Lastly, remember to rehydrate. Drinking enough fluid is only half of staying hydrated; maintaining proper levels of electrolytes is equally important. Electrolytes are crucial to muscle contraction and relaxation. When athletes sweat, they lose electrolytes quickly, which can put them at risk for muscle cramps or heat illness. Drink sports drinks that will provide carbohydrates, sodium, and potassium during your workout to avoid excessive electrolyte losses. Humidity and temperature will dictate how much water an athlete requires. A good estimate is to drink 8-12 ounces every 20 – 30 minutes while on the court. On the beach, exposure to the heat and sun may increase this demand, but indoor with a controlled temperature, less may be adequate. When in doubt, check your weight before and after workouts. Any weight loss is due to sweat loss. Replace each pound lost with 16-20 ounces of liquid.
Being exceptional requires determination and planning. Many athletes know what they should be eating, but when it comes to implementing their plan, excuses emerge. As the great John Wooden said, “Failure to prepare is preparing to fail.” Take the extra time to prepare snacks or meals when a chaotic schedule prevents regular meals.
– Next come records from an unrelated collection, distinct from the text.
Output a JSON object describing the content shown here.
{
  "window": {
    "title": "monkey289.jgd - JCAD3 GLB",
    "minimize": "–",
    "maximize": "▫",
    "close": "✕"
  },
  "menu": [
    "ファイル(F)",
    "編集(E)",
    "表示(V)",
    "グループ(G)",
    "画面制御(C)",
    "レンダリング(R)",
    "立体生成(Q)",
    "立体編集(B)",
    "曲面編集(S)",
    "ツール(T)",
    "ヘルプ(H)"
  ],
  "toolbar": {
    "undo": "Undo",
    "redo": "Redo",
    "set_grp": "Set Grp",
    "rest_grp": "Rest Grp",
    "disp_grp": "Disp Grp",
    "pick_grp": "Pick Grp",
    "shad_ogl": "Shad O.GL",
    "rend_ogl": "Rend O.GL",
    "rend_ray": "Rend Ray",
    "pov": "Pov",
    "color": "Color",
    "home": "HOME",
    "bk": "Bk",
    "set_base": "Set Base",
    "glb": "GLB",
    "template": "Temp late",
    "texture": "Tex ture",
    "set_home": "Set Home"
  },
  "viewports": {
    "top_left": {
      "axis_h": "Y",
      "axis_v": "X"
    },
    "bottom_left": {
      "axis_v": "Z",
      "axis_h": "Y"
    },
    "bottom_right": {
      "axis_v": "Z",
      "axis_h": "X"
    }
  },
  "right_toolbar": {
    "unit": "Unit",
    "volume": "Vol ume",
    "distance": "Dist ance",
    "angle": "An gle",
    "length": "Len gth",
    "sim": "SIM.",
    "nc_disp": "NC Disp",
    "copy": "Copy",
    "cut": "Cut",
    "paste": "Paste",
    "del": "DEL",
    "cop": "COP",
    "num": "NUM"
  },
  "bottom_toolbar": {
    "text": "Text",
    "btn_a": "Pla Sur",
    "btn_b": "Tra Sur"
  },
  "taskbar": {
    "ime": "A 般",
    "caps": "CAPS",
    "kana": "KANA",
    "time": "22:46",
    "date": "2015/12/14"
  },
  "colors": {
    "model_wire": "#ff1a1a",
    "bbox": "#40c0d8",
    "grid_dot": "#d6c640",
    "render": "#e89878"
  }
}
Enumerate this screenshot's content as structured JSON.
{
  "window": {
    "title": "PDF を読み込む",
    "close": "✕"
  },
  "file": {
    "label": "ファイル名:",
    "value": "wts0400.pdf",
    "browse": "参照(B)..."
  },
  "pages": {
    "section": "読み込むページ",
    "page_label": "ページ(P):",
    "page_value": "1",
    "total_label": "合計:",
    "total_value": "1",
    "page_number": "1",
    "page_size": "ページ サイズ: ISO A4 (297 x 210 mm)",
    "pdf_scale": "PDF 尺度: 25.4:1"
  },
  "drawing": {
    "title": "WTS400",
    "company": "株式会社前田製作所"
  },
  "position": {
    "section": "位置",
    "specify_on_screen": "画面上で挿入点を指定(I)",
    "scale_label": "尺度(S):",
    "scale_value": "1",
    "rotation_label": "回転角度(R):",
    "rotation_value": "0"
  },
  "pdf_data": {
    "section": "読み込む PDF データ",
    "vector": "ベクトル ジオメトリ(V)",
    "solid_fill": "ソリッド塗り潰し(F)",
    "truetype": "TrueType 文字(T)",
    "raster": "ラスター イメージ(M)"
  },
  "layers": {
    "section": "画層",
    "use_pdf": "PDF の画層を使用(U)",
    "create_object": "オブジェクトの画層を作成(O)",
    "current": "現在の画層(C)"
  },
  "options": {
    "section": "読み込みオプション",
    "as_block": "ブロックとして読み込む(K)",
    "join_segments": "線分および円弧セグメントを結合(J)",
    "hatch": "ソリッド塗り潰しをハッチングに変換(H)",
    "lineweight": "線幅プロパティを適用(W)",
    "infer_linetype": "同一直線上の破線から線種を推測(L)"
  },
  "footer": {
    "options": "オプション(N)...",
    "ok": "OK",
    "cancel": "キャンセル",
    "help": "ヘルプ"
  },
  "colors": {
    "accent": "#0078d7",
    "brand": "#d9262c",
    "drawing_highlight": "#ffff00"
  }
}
Decrease the insult to your muscles during workouts by eating carbohydrates before training and give your body the ability to rebuild afterwards with protein, carbohydrates, and antioxidants.
Originally published in August 2012